For nitrate, phosphorus, biochemical oxygen demand and suspended sediment, intermediate empirical statistical models were developed that predicted observed percentile pollutant concentrations from modelled total pollutant load and drainage. These models were then used to predict the likelihood that river water pollutant concentrations were greater than the appropriate standard for unmonitored catchments. The risk of failure due to priority substances and pesticide runoff was assessed by comparison of modelled concentrations in land drainage with standards. The results of these models are included in the Environment Database and allow assessment of the risk of not achieving good ecological status due to diffuse sources only and both point and diffuse sources. These results were combined with an expert assessment of the risk of not achieving good ecological status for acidification, metals and faecal indicator organisms.

The output from the models was used to calculate the relative importance of point and diffuse sources for each of the pollutant pressures, using simple per capita export models to characterise sewage treatment works discharges. Diffuse sources accounted for c. 65% of phosphorus, 85% of nitrate and 85% of sediment losses, but only 30% of faecal coliform inputs to rivers. Roads and urban areas were found to make a significant 10% contribution to the total modelled sediment losses.

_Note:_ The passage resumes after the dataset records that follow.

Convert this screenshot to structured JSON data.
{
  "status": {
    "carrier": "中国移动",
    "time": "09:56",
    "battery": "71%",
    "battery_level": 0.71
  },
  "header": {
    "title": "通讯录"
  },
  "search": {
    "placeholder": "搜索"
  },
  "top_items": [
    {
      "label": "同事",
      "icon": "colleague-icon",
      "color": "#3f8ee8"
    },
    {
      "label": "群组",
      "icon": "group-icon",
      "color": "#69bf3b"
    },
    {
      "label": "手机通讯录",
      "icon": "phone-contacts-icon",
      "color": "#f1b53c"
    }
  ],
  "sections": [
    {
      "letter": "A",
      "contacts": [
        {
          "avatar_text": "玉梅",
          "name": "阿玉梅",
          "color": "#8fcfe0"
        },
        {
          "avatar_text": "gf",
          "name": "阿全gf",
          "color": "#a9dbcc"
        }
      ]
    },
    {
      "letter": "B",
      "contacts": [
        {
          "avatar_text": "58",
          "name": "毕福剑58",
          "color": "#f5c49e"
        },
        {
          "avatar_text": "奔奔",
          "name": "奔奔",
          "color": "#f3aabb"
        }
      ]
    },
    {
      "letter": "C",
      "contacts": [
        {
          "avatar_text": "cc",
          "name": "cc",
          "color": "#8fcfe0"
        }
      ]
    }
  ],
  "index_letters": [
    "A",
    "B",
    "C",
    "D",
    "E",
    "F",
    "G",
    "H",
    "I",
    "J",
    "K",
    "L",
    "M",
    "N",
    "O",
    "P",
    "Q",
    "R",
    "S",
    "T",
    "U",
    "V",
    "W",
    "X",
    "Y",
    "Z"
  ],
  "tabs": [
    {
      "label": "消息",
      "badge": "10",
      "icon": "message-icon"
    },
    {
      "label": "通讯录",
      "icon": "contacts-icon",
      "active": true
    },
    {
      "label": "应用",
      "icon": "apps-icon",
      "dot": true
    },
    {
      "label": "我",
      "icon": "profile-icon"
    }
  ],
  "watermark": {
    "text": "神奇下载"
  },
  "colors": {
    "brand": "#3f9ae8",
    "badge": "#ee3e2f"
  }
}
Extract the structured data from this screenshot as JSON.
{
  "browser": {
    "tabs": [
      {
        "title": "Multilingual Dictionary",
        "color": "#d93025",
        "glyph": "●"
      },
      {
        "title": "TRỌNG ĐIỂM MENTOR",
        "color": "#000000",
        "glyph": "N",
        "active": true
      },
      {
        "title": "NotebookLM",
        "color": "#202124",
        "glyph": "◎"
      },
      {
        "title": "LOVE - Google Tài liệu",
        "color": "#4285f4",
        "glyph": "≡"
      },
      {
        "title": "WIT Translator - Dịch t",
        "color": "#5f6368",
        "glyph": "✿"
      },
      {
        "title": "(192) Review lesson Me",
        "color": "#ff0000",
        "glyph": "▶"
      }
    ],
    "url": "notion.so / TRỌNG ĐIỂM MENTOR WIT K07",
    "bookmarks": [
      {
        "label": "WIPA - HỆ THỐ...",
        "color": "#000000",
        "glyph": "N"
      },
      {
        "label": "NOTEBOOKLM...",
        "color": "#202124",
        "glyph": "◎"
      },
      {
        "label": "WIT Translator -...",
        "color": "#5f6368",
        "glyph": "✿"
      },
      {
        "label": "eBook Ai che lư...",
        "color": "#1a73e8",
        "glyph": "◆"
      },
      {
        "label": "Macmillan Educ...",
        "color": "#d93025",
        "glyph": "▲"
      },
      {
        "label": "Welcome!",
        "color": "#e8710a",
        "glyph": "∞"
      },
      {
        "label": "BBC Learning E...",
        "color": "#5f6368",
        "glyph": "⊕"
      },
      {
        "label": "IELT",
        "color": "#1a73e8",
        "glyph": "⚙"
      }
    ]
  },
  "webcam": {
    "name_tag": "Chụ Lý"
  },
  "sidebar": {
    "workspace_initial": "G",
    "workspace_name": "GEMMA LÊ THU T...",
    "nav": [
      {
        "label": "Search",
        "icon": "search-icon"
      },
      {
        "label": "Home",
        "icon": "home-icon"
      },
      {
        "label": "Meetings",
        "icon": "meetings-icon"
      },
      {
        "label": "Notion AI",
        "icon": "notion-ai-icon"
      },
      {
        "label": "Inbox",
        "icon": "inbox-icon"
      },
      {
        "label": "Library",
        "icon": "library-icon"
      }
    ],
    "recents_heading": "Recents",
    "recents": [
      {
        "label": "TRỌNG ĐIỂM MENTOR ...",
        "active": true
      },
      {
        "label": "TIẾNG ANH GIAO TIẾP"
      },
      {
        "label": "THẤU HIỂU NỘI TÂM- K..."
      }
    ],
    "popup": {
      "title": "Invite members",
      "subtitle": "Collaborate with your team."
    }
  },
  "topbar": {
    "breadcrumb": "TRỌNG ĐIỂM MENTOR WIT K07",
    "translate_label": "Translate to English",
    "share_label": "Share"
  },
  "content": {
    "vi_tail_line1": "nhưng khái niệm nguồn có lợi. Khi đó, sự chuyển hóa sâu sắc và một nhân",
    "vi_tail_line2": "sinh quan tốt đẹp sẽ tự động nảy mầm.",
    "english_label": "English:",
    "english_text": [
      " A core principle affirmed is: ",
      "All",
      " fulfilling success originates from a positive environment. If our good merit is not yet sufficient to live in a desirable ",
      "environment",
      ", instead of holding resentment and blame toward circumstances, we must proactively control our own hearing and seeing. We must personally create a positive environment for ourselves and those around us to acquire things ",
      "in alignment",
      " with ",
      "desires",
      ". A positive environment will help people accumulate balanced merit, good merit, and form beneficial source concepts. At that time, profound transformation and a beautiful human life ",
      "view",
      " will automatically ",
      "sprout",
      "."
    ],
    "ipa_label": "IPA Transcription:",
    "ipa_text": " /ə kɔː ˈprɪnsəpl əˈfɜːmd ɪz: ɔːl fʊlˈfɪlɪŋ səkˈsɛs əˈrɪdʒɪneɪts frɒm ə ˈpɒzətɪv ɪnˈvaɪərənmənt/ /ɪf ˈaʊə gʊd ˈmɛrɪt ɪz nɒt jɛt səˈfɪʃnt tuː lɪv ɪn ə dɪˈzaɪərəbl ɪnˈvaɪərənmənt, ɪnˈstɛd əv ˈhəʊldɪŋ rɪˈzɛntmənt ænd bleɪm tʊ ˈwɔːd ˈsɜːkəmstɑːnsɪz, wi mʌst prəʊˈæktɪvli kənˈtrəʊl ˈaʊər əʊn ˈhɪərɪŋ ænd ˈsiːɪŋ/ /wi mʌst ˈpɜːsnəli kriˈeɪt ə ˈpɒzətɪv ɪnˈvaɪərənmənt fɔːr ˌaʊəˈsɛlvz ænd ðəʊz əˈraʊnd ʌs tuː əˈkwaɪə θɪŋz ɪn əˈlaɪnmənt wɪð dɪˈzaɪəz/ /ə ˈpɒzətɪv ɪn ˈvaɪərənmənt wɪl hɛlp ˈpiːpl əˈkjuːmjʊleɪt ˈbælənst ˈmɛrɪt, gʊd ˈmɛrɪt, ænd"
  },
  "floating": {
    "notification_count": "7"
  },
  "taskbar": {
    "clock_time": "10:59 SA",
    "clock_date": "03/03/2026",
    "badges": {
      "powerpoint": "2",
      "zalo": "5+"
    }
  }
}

Analyses based on modelled nitrate, phosphorus, sediment and biochemical oxygen demand losses determined that only 30.9% of Scotland and 12.4% of Northern Ireland could be demonstrated to be not at risk of achieving good ecological status with confidence. However, when monitoring results were included this figure rose 51.4% with confidence for Scotland. It is necessary to emphasise that this analysis is risk averse. A significant land area could not be proven to be either failing or achieving good ecological status, so was included in the area at risk. This area is significantly higher than that identified in both SEPA’s and EHS’s characterisation report and a priority for future research will be improving confidence in the risk assessment in these areas. In both countries, nitrate and sediment were not a major cause of failure according to current water quality criteria. Phosphorus losses resulted in the greatest land area designated at risk, and were primarily associated with agriculture. Other diffuse pollutant sources, including roads and urban areas, were more critical for losses of priority hazardous substances.

The process of developing the screening tool methodology has identified a need for more extensive monitoring of priority substances, pesticides and metals concentrations in fresh waters throughout Scotland and Northern Ireland. At present, monitoring is largely confined to developed areas on the coast. The screening tool outputs can be used to target additional monitoring in areas at high risk. Also, there is a need to integrate existing hydrological and general water quality datasets to develop observed load estimates for every sub-catchment to facilitate improved validation of the pollutant load models. This will also require an improved and consistent inventory of point source inputs to the water bodies, along with estimates of retention losses, to allow a like for like comparison of modelled and observed loads.

In summary, this research has provided SEPA and EHS with a significant data and model resource for characterisation of river and lake catchments for a wide range of urban and rural diffuse pollutants. The combined outputs will support further catchment scale pollution research, and ultimately the development of targeted and effective catchment management plans to meet the needs of the WFD.

Copies of this report are available from the Foundation, in electronic format on CDRom at 20.00 + VAT or hard copy at 50.00, less 20% to FWR members.

N.B. The report is available for download from the SNIFFER Website